Given this state of tension, it is no surprise that the media and most educational institutions steer away from the subject altogether.

Nashville is one of the few major battlefields in the Nation that does not have a national military park. Today there is little of the battlefield available for public access.

The majority of the most significant sites have been developed for commercial or residential purposes. The old Fort Negley fortifications behind the Cumberland Science Museum in downtown Nashville, and the new Peace Monument Park on Granny White Pike, are the only Civil War landmarks in Nashville owned by the local government.

Fort Negley, which is the largest inland stone fortification of the Civil War, is in a rapid state of deterioration. There are another twenty sites around the city that can be linked to the Battle of Nashville. None are under the protection of the city, state or federal government.

As the city swells to meet the growing demand for new office space, housing and infrastructure, it risks losing what little is left of this valuable historical resource.

There is a little known site that may become the first park of its kind in Nashville — Kelley’s Battery, which is a scenic piece of real estate located on the Cumberland River nine miles west of town in a sharp bend in the river known as Bell’s Bend.

It is a well-preserved wooded area, and has visible earthworks from its use as a land battery in the preceding weeks of the Battle of Nashville. A six-acre tract of the river battery site is planned to be donated to the city through negotiations between The Battle of Nashville Preservation Society, Inc., Metro Councilman Bob Bogen, and the commercial property development company that owns it: JDN Realty. The Metropolitan Park Service has expressed an interest in incorporating this land into a Greenway Park.

One hundred and thirty-seven years later, some of what little is left of this historic battlefield, might finally preserved for future generations.

A recent survey of visiting European tourists listed the Civil War as the most important attraction in Tennessee. Nashville is a perfect genesis for Civil War tours, as it has the closest international airport to the majority of Tennessee’s Civil War sites, which are second only to Virginia in the number of battlefields in the Nation. There are an estimated 1,100,000 direct descendants of Union soldiers and 470,000 direct descendants of Confederate soldiers who fought in the Battle of Nashville.

Nashville is the closest major battle site to 11 northern states which sent soldiers here to fight. Unfortunately, there is not much for the tourist to see interpreting this pivotal event in American history.

The Tennessee State Museum in Nashville is estimated to have only 10% of the state’s Civil War artifacts on display. It has a very nice war section, but not very much information on the specifics of the Battle of Nashville or Franklin.

As the city looks for new sources of tourism dollars, there is a wealth of drama, history and heritage that is a priceless cultural and economic resource to be shared with the rest of the Nation.

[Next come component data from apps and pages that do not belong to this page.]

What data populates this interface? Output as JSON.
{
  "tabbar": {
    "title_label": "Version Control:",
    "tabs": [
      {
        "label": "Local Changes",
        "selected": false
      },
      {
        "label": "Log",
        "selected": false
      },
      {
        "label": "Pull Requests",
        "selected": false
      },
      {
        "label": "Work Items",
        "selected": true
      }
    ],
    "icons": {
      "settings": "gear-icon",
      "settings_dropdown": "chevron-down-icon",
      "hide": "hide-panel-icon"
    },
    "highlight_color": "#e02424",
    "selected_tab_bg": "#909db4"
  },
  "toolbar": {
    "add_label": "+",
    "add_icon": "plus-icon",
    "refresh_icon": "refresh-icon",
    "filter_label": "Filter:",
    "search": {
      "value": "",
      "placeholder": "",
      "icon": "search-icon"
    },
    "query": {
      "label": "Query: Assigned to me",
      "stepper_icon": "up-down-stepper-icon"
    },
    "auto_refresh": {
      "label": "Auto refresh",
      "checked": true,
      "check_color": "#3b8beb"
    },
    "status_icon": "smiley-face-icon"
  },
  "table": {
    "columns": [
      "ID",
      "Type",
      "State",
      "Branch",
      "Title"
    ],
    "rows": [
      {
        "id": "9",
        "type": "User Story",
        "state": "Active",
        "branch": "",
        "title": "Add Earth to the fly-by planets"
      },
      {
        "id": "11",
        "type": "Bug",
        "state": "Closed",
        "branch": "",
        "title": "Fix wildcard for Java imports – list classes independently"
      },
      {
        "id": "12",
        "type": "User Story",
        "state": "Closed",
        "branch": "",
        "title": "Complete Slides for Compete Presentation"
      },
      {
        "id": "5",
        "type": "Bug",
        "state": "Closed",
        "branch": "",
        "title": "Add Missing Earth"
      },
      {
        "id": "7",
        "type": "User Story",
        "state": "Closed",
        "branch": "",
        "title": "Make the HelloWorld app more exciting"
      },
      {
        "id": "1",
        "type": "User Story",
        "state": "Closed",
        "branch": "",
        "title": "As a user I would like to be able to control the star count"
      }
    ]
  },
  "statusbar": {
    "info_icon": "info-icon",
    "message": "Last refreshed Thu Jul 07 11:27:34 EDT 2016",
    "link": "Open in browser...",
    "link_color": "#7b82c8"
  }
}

Preservation of Nashville’s valuable battlefield real estate should be a higher priority in the allocation of funding for historical preservation. When these historic sites are developed, they are lost forever. Erasing these sites cannot remove that painful experience from the city’s past. As troublesome as that chapter may be to some, it is a page of our city’s past that deserves more attention and respect. It is our duty as citizens to preserve these windows to the past for the benefit of us, as well as our descendants.

Understanding what transpired in generations before us, gives many clues to societal behavior today. We are, for better or for worse, influenced by those events that preceded us. It is to be hoped that by learning from these dramatic stories, we evolve a better understanding of ourselves, as well as those from whom we are descended.

– Bob Henderson

Lt. Commander USNR (ret)



Forrest’s Fighting Preacher: David Campbell Kelley of Tennessee (Civil War Series)

More about Bob Henderson